Your assignment => Which of the lines in the data below contain the string "icon"? Copy each of them.

Entries taken from a collection =>
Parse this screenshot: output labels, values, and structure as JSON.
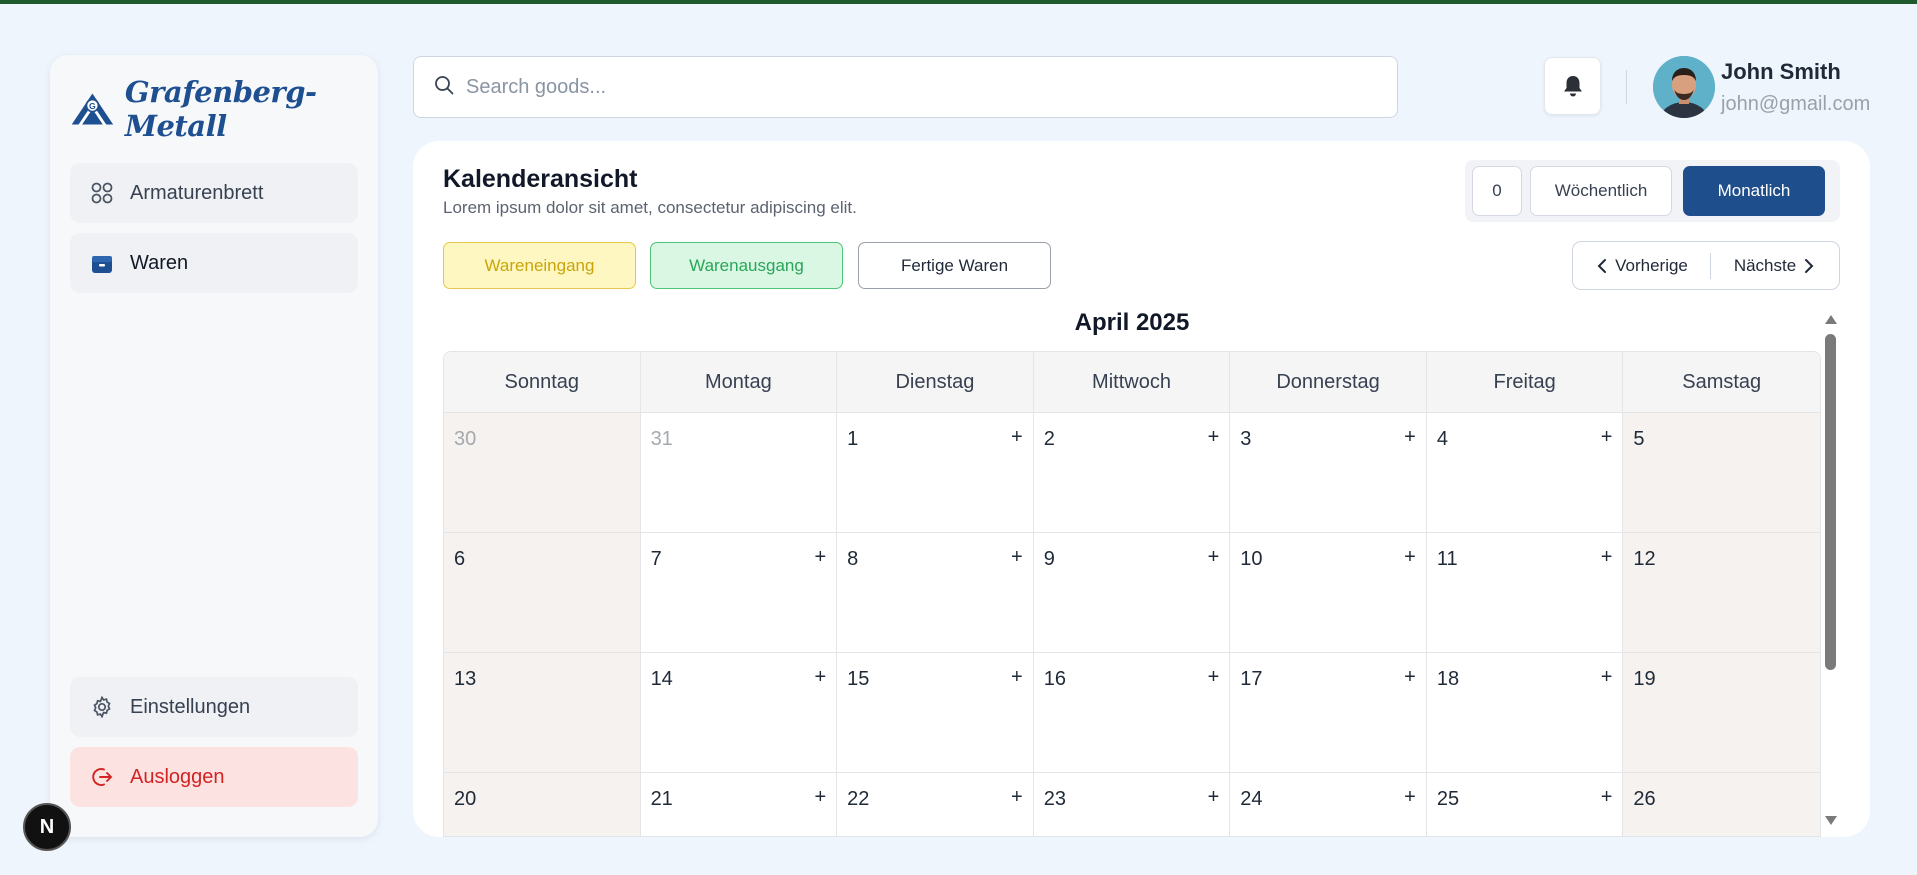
{
  "brand": {
    "name": "Grafenberg-Metall",
    "color": "#1d4f91"
  },
  "sidebar": {
    "items": [
      {
        "label": "Armaturenbrett",
        "icon": "dashboard-grid-icon"
      },
      {
        "label": "Waren",
        "icon": "box-icon"
      }
    ],
    "bottom": [
      {
        "label": "Einstellungen",
        "icon": "gear-icon"
      },
      {
        "label": "Ausloggen",
        "icon": "logout-icon"
      }
    ]
  },
  "search": {
    "placeholder": "Search goods...",
    "value": ""
  },
  "user": {
    "name": "John Smith",
    "email": "john@gmail.com"
  },
  "main": {
    "title": "Kalenderansicht",
    "subtitle": "Lorem ipsum dolor sit amet, consectetur adipiscing elit.",
    "view": {
      "count": "0",
      "weekly": "Wöchentlich",
      "monthly": "Monatlich",
      "active": "monthly"
    },
    "filters": [
      "Wareneingang",
      "Warenausgang",
      "Fertige Waren"
    ],
    "pager": {
      "prev": "Vorherige",
      "next": "Nächste"
    },
    "month_label": "April 2025",
    "weekdays": [
      "Sonntag",
      "Montag",
      "Dienstag",
      "Mittwoch",
      "Donnerstag",
      "Freitag",
      "Samstag"
    ],
    "weeks": [
      [
        {
          "d": "30",
          "other": true
        },
        {
          "d": "31",
          "other": true
        },
        {
          "d": "1",
          "add": true
        },
        {
          "d": "2",
          "add": true
        },
        {
          "d": "3",
          "add": true
        },
        {
          "d": "4",
          "add": true
        },
        {
          "d": "5"
        }
      ],
      [
        {
          "d": "6"
        },
        {
          "d": "7",
          "add": true
        },
        {
          "d": "8",
          "add": true
        },
        {
          "d": "9",
          "add": true
        },
        {
          "d": "10",
          "add": true
        },
        {
          "d": "11",
          "add": true
        },
        {
          "d": "12"
        }
      ],
      [
        {
          "d": "13"
        },
        {
          "d": "14",
          "add": true
        },
        {
          "d": "15",
          "add": true
        },
        {
          "d": "16",
          "add": true
        },
        {
          "d": "17",
          "add": true
        },
        {
          "d": "18",
          "add": true
        },
        {
          "d": "19"
        }
      ],
      [
        {
          "d": "20"
        },
        {
          "d": "21",
          "add": true
        },
        {
          "d": "22",
          "add": true
        },
        {
          "d": "23",
          "add": true
        },
        {
          "d": "24",
          "add": true
        },
        {
          "d": "25",
          "add": true
        },
        {
          "d": "26"
        }
      ]
    ],
    "add_symbol": "+"
  },
  "colors": {
    "accent": "#1f4e8c",
    "topbar": "#1f5a2e",
    "logout": "#d32323"
  },
  "badge": {
    "label": "N"
  }
}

Response to this task =>
        "icon": "dashboard-grid-icon"
        "icon": "box-icon"
        "icon": "gear-icon"
        "icon": "logout-icon"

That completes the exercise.